Fed Forecasts and Investor Mishaps
The can-do spirit dies hard in us Americans, and usually that’s a good thing. But when applied to investing, active energy is less advisable, especially if it involves trying to outsmart the market by chasing expert forecasts.
Hopefully, you’ve already figured out that you’re best off ignoring the garden-variety talking heads like Jim Cramer and his ilk as more flash than substance. But what about those super-powered Federal Reserve chairmen and chairwomen? If anyone could see what’s coming in the market, shouldn’t it be they, who not only have their finger on the pulse but are actually responsible for regulating the heartbeat of our financial being?

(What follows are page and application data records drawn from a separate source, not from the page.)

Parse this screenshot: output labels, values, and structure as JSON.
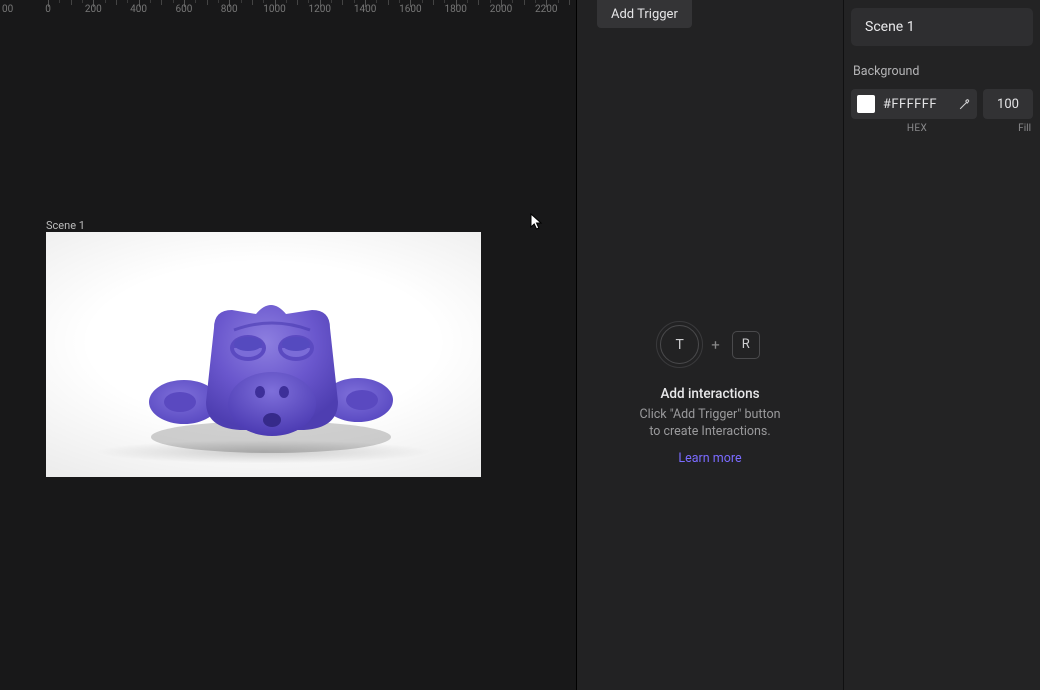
{
  "canvas": {
    "ruler_ticks": [
      0,
      200,
      400,
      600,
      800,
      1000,
      1200,
      1400,
      1600,
      1800,
      2000,
      2200
    ],
    "scene_label": "Scene 1"
  },
  "mid": {
    "add_trigger_label": "Add Trigger",
    "circle_letter": "T",
    "plus_symbol": "+",
    "square_letter": "R",
    "title": "Add interactions",
    "sub_line1": "Click \"Add Trigger\" button",
    "sub_line2": "to create Interactions.",
    "learn_more": "Learn more"
  },
  "inspector": {
    "header_title": "Scene 1",
    "background_label": "Background",
    "hex_value": "#FFFFFF",
    "fill_value": "100",
    "hex_sub": "HEX",
    "fill_sub": "Fill"
  }
}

It may be tempting to think you can stay one step ahead of the market by heeding what Federal chairs have to say and trading accordingly. The problem is, just because a piece of market-impacting information may be more thoughtfully formed or more credibly sourced does not mean it is more helpful to a stock-picking or market-timing cause. Whether the advice is coming from fool or from sage, the collective market is still weighing each bit of incoming news with lightning speed and is still adjusting prices with relative efficiency, and nearly as instantaneously as the high-frequency traders’ computer networks will allow (which is really, really fast).
Princeton Professor and Wealthfront CIO Burton Malkiel is best known as author of A Random Walk Down Wall Street, the 1973 classic now in its 11th edition and still essential reading for anyone who wants to understand the underlying principles of efficient investing, as summarized above. Malkiel’s recent op-ed in The Wall Street Journal helps us further understand why placing trades in reaction to Federal Chair commentary remains as impractical as responding to a sensationalistic “Booyah!” call to action.
In his op-ed, Malkiel reports on Federal Chairwoman Janet Yellen’s recent comments that pricing seems “quite high,” in the stock market in general, and among bio-tech and social media stocks in particular. He also reminds us of Chairman Alan Greenspan’s similar 1996 “irrational exuberance” statements. In both cases, he describes how investors who reacted to either chairperson’s comments by panic-selling their supposedly overpriced stocks were unlikely to be better off for the trades.
Malkiel concludes: “At some point biotech stocks will endure a ‘correction,’ but neither the Fed nor professional investors know when or how severe it will be.” What we do know, he explains, is that “investors generally move money in and out of the stock market at exactly the wrong times. For the Fed to appear to encourage this kind of behavior is a very bad idea.”
Former Chairman Ben Bernanke certainly received his fair share of investor attention as well, especially during and after the 2007–2008 financial crisis, as the public sought to read the market’s tea leaves based on his economic forecasts. As Bloomberg’s Caroline Baum observed in June 2013, “[Bernanke] said too much. He said too little. He should have said nothing at all. He was too blunt. Too indecisive. He should have reassured the markets. ... Poor Ben. This is one tough audience – especially when it’s on the wrong side of a trade.”
Even more bluntly than Malkiel, Baum commented: “Grow up, people. It’s time to stop blaming Bernanke for your losses. Either you weren’t listening or you heard only what you wanted to hear.”
According to its own “In Plain English” report, the Federal Reserve is charged with “fostering a sound banking system and a healthy economy.” As an investor, you are charged with dedicating your energy to efficiently capturing the market’s long-term growth. That means, at least as they relate to investment management, you are best off ignoring near-term forecasts, regardless of the source. Whether you agree or disagree with their actions, asking the Feds to inform you on how and when to trade in pursuit of your particular goals is like asking a gastroenterologist to examine your head. Similar areas of expertise, way different body parts.